by C. Fred Alford Cornell University Press
Pub Date:
Hbk 224 pages
AU$143.00 NZ$146.96
Product Status: Out of stock. Not available to order.
In this investigation of the contemporary notion of evil, C. Fred Alford asks what we can learn about this concept, and about ourselves, by examining a society where it is unknown--where language contains no word that equates to the English term “evil.” Does such a society look upon human nature more benignly? Do its members view the world through rose-colored glasses? Korea offers a fascinating starting point, and Alford begins his search for answers there.
In conversations with hundreds of Koreans from diverse religions and walks of life--students, politicians, teachers, Buddhist monks, Confucian scholars, Catholic priests, housewives, psychiatrists, and farmers--Alford found remarkable agreement about the nonexistence of evil. Koreans regard evil not as a moral category but as an intellectual one, the result of erroneous Western thinking. For them, evil results from the creation of dualisms, oppositions between people and ideas.
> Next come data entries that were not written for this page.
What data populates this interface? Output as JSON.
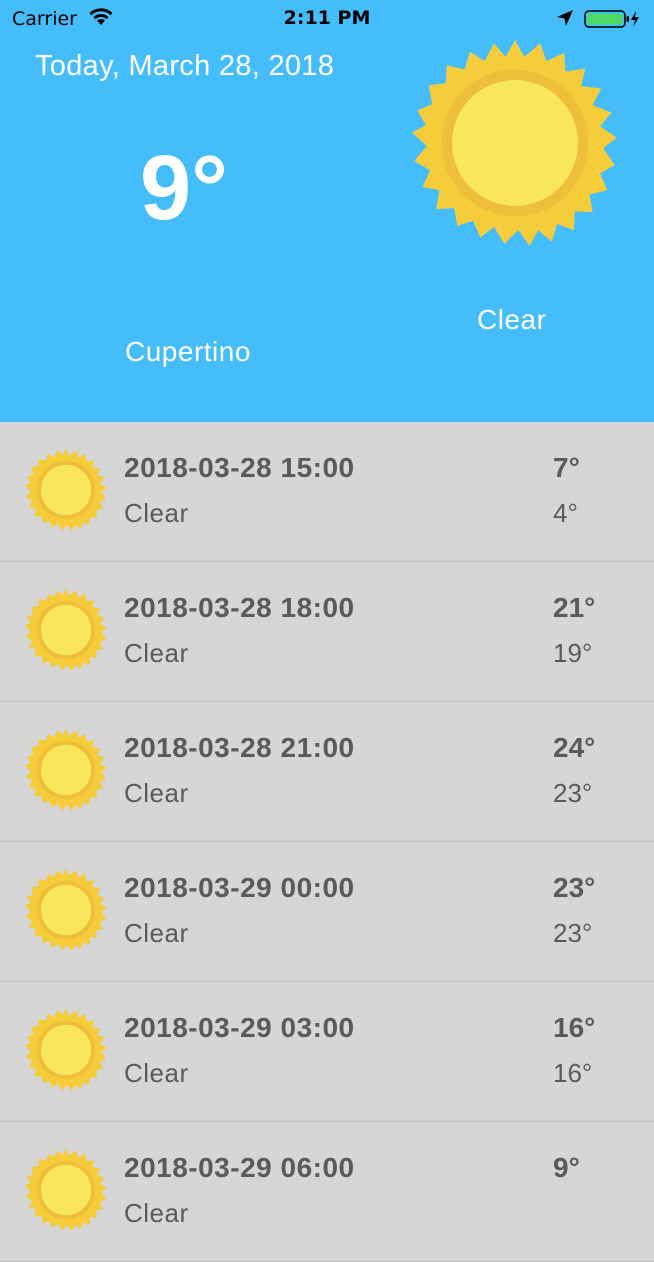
{
  "status_bar": {
    "carrier": "Carrier",
    "time": "2:11 PM",
    "wifi_icon": "wifi-icon",
    "location_icon": "location-arrow-icon",
    "battery_icon": "battery-charging-icon",
    "battery_color": "#4cd964"
  },
  "header": {
    "date": "Today, March 28, 2018",
    "temperature": "9°",
    "city": "Cupertino",
    "condition": "Clear",
    "icon": "sun-icon",
    "background": "#45bdfb"
  },
  "forecast": [
    {
      "time": "2018-03-28 15:00",
      "condition": "Clear",
      "high": "7°",
      "low": "4°",
      "icon": "sun-icon"
    },
    {
      "time": "2018-03-28 18:00",
      "condition": "Clear",
      "high": "21°",
      "low": "19°",
      "icon": "sun-icon"
    },
    {
      "time": "2018-03-28 21:00",
      "condition": "Clear",
      "high": "24°",
      "low": "23°",
      "icon": "sun-icon"
    },
    {
      "time": "2018-03-29 00:00",
      "condition": "Clear",
      "high": "23°",
      "low": "23°",
      "icon": "sun-icon"
    },
    {
      "time": "2018-03-29 03:00",
      "condition": "Clear",
      "high": "16°",
      "low": "16°",
      "icon": "sun-icon"
    },
    {
      "time": "2018-03-29 06:00",
      "condition": "Clear",
      "high": "9°",
      "low": "",
      "icon": "sun-icon"
    }
  ]
}
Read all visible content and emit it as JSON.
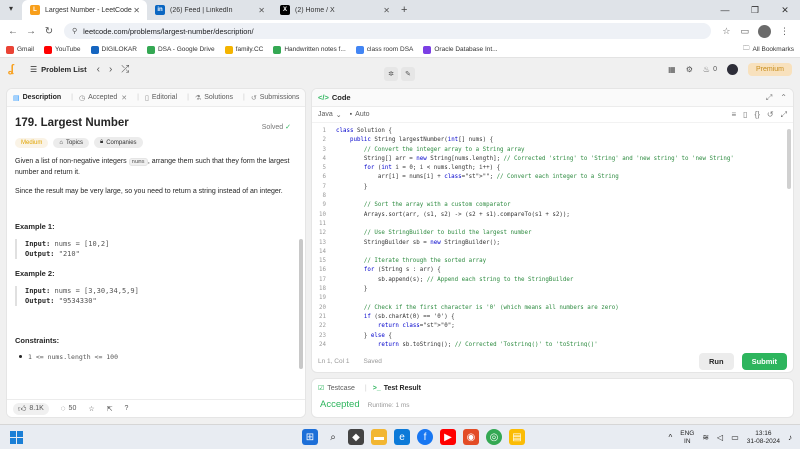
{
  "browser": {
    "tabs": [
      {
        "title": "Largest Number - LeetCode",
        "icon": "leetcode-icon",
        "color": "#f89f1b",
        "active": true
      },
      {
        "title": "(26) Feed | LinkedIn",
        "icon": "linkedin-icon",
        "color": "#0a66c2",
        "active": false
      },
      {
        "title": "(2) Home / X",
        "icon": "x-icon",
        "color": "#000000",
        "active": false
      }
    ],
    "url": "leetcode.com/problems/largest-number/description/",
    "bookmarks": [
      {
        "label": "Gmail",
        "color": "#ea4335"
      },
      {
        "label": "YouTube",
        "color": "#ff0000"
      },
      {
        "label": "DIGILOKAR",
        "color": "#1565c0"
      },
      {
        "label": "DSA - Google Drive",
        "color": "#34a853"
      },
      {
        "label": "family.CC",
        "color": "#f4b400"
      },
      {
        "label": "Handwritten notes f...",
        "color": "#34a853"
      },
      {
        "label": "class room DSA",
        "color": "#4285f4"
      },
      {
        "label": "Oracle Database Int...",
        "color": "#7b3fe4"
      }
    ],
    "all_bookmarks": "All Bookmarks"
  },
  "lcnav": {
    "problem_list": "Problem List",
    "streak": "0",
    "premium": "Premium"
  },
  "left": {
    "tabs": [
      "Description",
      "Accepted",
      "Editorial",
      "Solutions",
      "Submissions"
    ],
    "title": "179. Largest Number",
    "solved": "Solved",
    "tags": [
      "Medium",
      "Topics",
      "Companies"
    ],
    "para1_a": "Given a list of non-negative integers ",
    "para1_code": "nums",
    "para1_b": ", arrange them such that they form the largest number and return it.",
    "para2": "Since the result may be very large, so you need to return a string instead of an integer.",
    "example1": {
      "heading": "Example 1:",
      "input_label": "Input:",
      "input": "nums = [10,2]",
      "output_label": "Output:",
      "output": "\"210\""
    },
    "example2": {
      "heading": "Example 2:",
      "input_label": "Input:",
      "input": "nums = [3,30,34,5,9]",
      "output_label": "Output:",
      "output": "\"9534330\""
    },
    "constraints_heading": "Constraints:",
    "constraint1": "1 <= nums.length <= 100",
    "likes": "8.1K",
    "comments": "50"
  },
  "code": {
    "heading": "Code",
    "language": "Java",
    "mode": "Auto",
    "lines": [
      {
        "n": "1",
        "t": "class Solution {"
      },
      {
        "n": "2",
        "t": "    public String largestNumber(int[] nums) {"
      },
      {
        "n": "3",
        "t": "        // Convert the integer array to a String array"
      },
      {
        "n": "4",
        "t": "        String[] arr = new String[nums.length]; // Corrected 'string' to 'String' and 'new string' to 'new String'"
      },
      {
        "n": "5",
        "t": "        for (int i = 0; i < nums.length; i++) {"
      },
      {
        "n": "6",
        "t": "            arr[i] = nums[i] + \"\"; // Convert each integer to a String"
      },
      {
        "n": "7",
        "t": "        }"
      },
      {
        "n": "8",
        "t": ""
      },
      {
        "n": "9",
        "t": "        // Sort the array with a custom comparator"
      },
      {
        "n": "10",
        "t": "        Arrays.sort(arr, (s1, s2) -> (s2 + s1).compareTo(s1 + s2));"
      },
      {
        "n": "11",
        "t": ""
      },
      {
        "n": "12",
        "t": "        // Use StringBuilder to build the largest number"
      },
      {
        "n": "13",
        "t": "        StringBuilder sb = new StringBuilder();"
      },
      {
        "n": "14",
        "t": ""
      },
      {
        "n": "15",
        "t": "        // Iterate through the sorted array"
      },
      {
        "n": "16",
        "t": "        for (String s : arr) {"
      },
      {
        "n": "17",
        "t": "            sb.append(s); // Append each string to the StringBuilder"
      },
      {
        "n": "18",
        "t": "        }"
      },
      {
        "n": "19",
        "t": ""
      },
      {
        "n": "20",
        "t": "        // Check if the first character is '0' (which means all numbers are zero)"
      },
      {
        "n": "21",
        "t": "        if (sb.charAt(0) == '0') {"
      },
      {
        "n": "22",
        "t": "            return \"0\";"
      },
      {
        "n": "23",
        "t": "        } else {"
      },
      {
        "n": "24",
        "t": "            return sb.toString(); // Corrected 'Tostring()' to 'toString()'"
      }
    ],
    "cursor": "Ln 1, Col 1",
    "saved": "Saved",
    "run": "Run",
    "submit": "Submit"
  },
  "test": {
    "tab1": "Testcase",
    "tab2": "Test Result",
    "status": "Accepted",
    "runtime": "Runtime: 1 ms"
  },
  "taskbar": {
    "lang1": "ENG",
    "lang2": "IN",
    "time": "13:16",
    "date": "31-08-2024"
  }
}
Alford’s interviews often led to discussions about imported ways of thinking and the impact of globalization upon society at large. In particular, he was struck by how Koreans’ responses to globalization matched Westerners’ views about evil. In much of the world, he argues, globalization is the ultimate dualism--attractive for the enlightenment and freedom it brings, terrifying for the great social and personal upheaval it can cause.
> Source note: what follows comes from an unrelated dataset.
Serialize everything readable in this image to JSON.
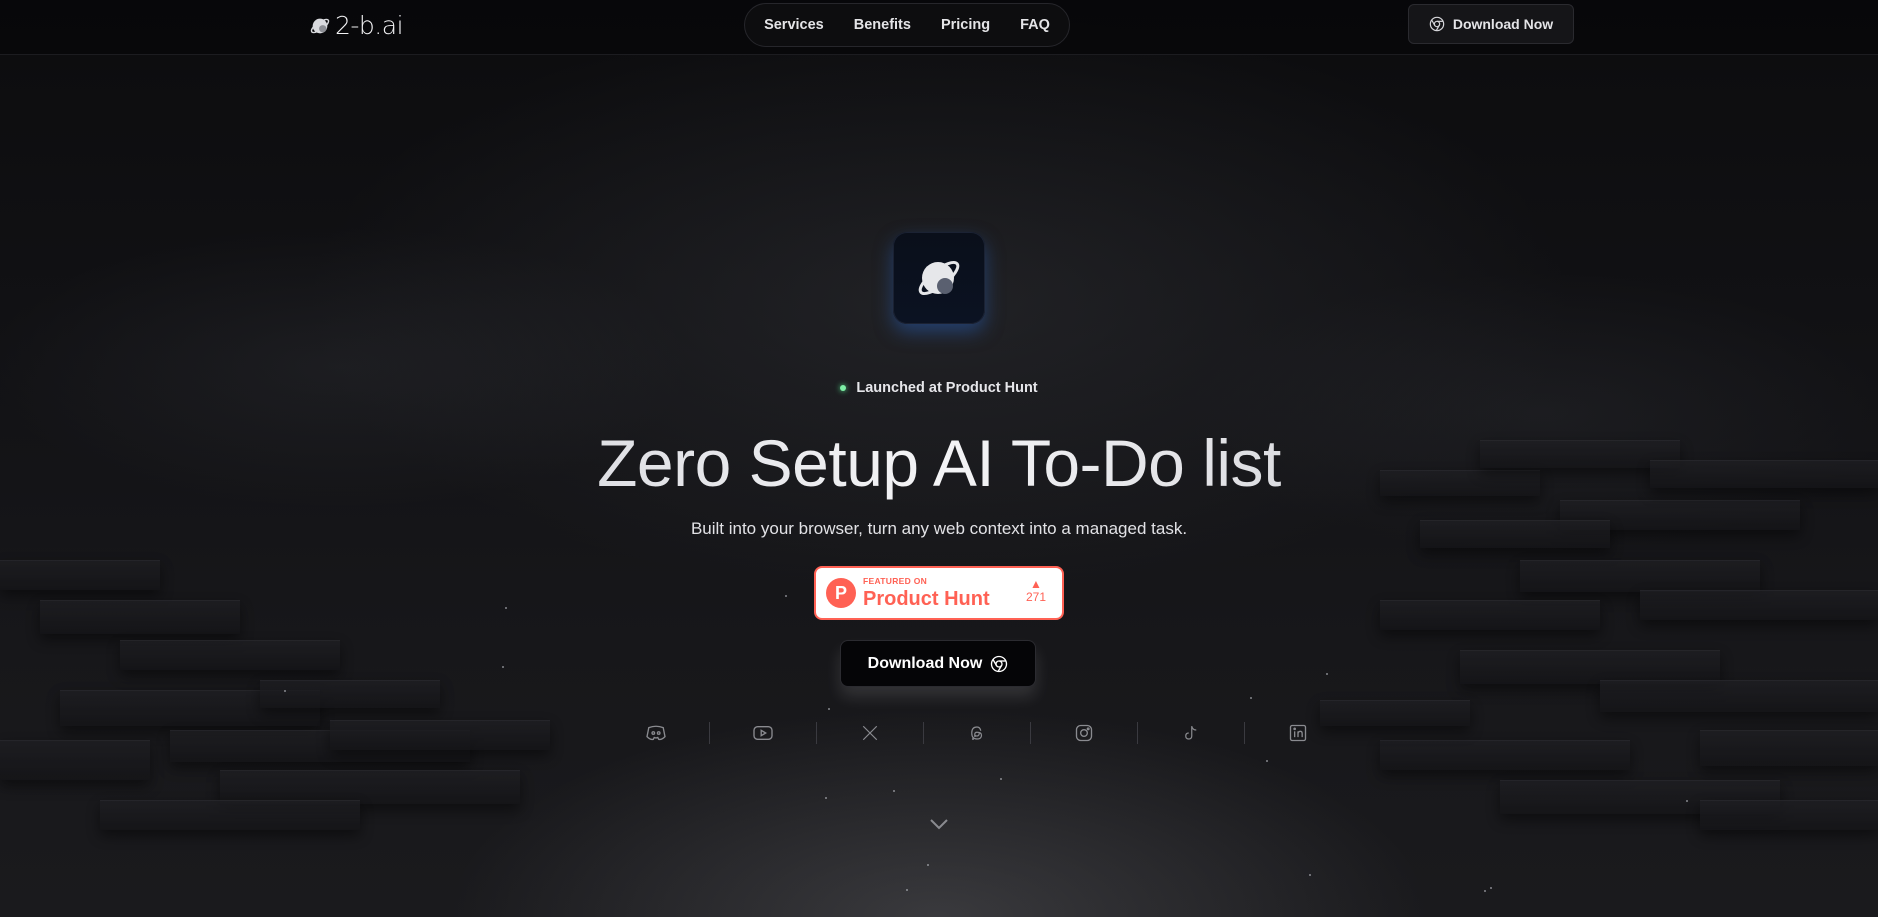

''Think No Evil is the starting point in a challenging journey through today's Korea in search of answers to questions about life's deeper perspectives which few think to ask. Korea, deeply unfamiliar even to itself, serves as a place of 'otherness' where seemingly obvious notions find no resonance, where apparently fundamental concepts like 'evil' turn out to be almost meaningless. This stimulating book allows the reader to overhear the voices of many very different Koreans as they express their thoughts about life and death, good and evil, their family and country, religion, money, the past and the future, themselves and globalization. The author relates the Korean experience to the American in subtle ways and has obviously met Korea at a deep, essential level. He brings to his book echoes of amazing encounters, and with great sensitivity traces out their significance for many readers who will never make his journey.''-Brother Anthony of Taiz , Professor at Sogang University
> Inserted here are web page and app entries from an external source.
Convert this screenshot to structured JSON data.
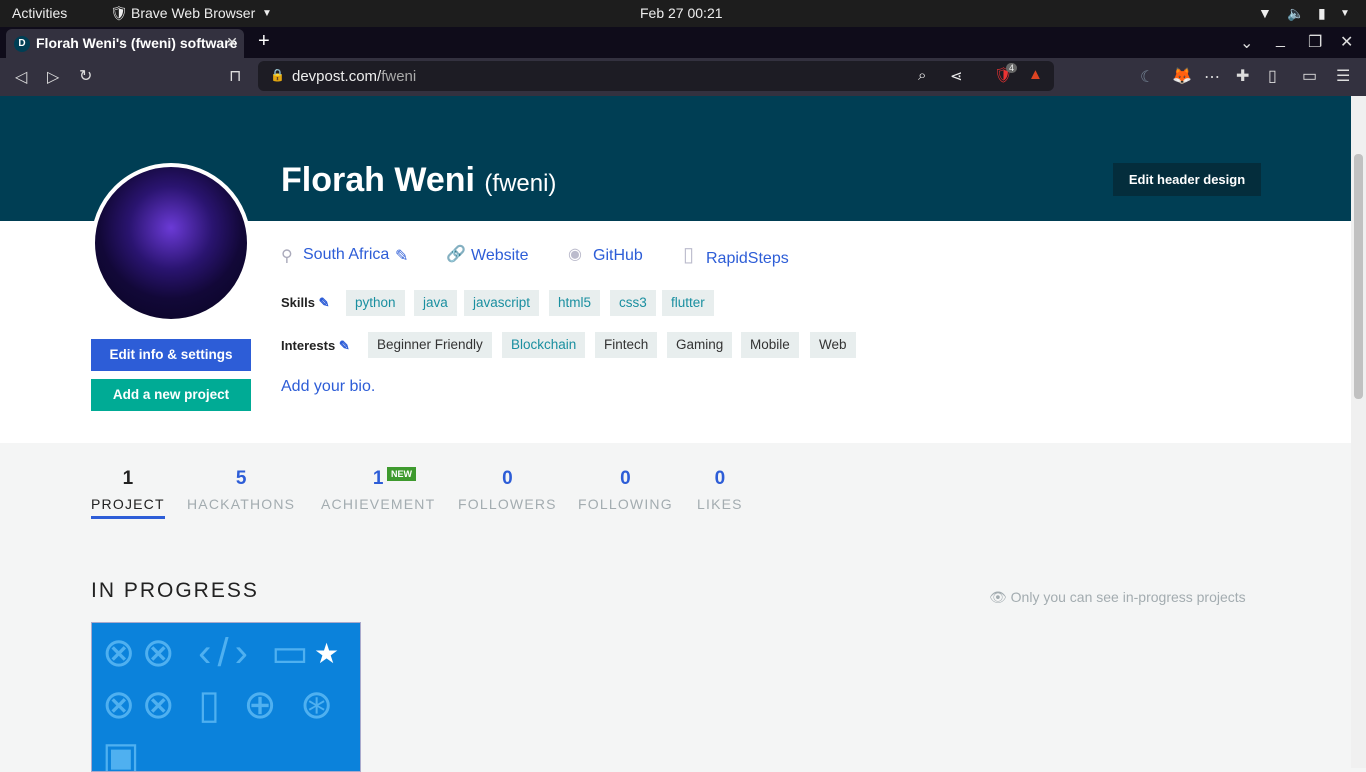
{
  "system": {
    "activities": "Activities",
    "app": "Brave Web Browser",
    "clock": "Feb 27  00:21"
  },
  "browser": {
    "tab_title": "Florah Weni's (fweni) software",
    "tab_favicon": "D",
    "url_host": "devpost.com/",
    "url_path": "fweni",
    "shields_count": "4"
  },
  "profile": {
    "name": "Florah Weni",
    "username": "(fweni)",
    "edit_header": "Edit header design",
    "location": "South Africa",
    "website": "Website",
    "github": "GitHub",
    "rapidsteps": "RapidSteps",
    "skills_label": "Skills",
    "skills": [
      "python",
      "java",
      "javascript",
      "html5",
      "css3",
      "flutter"
    ],
    "interests_label": "Interests",
    "interests": [
      "Beginner Friendly",
      "Blockchain",
      "Fintech",
      "Gaming",
      "Mobile",
      "Web"
    ],
    "edit_info": "Edit info & settings",
    "add_project": "Add a new project",
    "bio": "Add your bio."
  },
  "stats": [
    {
      "n": "1",
      "l": "PROJECT"
    },
    {
      "n": "5",
      "l": "HACKATHONS"
    },
    {
      "n": "1",
      "l": "ACHIEVEMENT"
    },
    {
      "n": "0",
      "l": "FOLLOWERS"
    },
    {
      "n": "0",
      "l": "FOLLOWING"
    },
    {
      "n": "0",
      "l": "LIKES"
    }
  ],
  "new_badge": "NEW",
  "in_progress": {
    "title": "IN PROGRESS",
    "note": "Only you can see in-progress projects"
  }
}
C. Fred Alford is Professor of Government and Distinguished Scholar-Teacher at the University of Maryland. He is the author of Think No Evil: Korean Values in the Age of Globalization and What Evil Means to Us, both from Cornell, as well asTrauma, Culture, and PTSD,Trauma and Forgiveness: Consequences and Community, and many other books.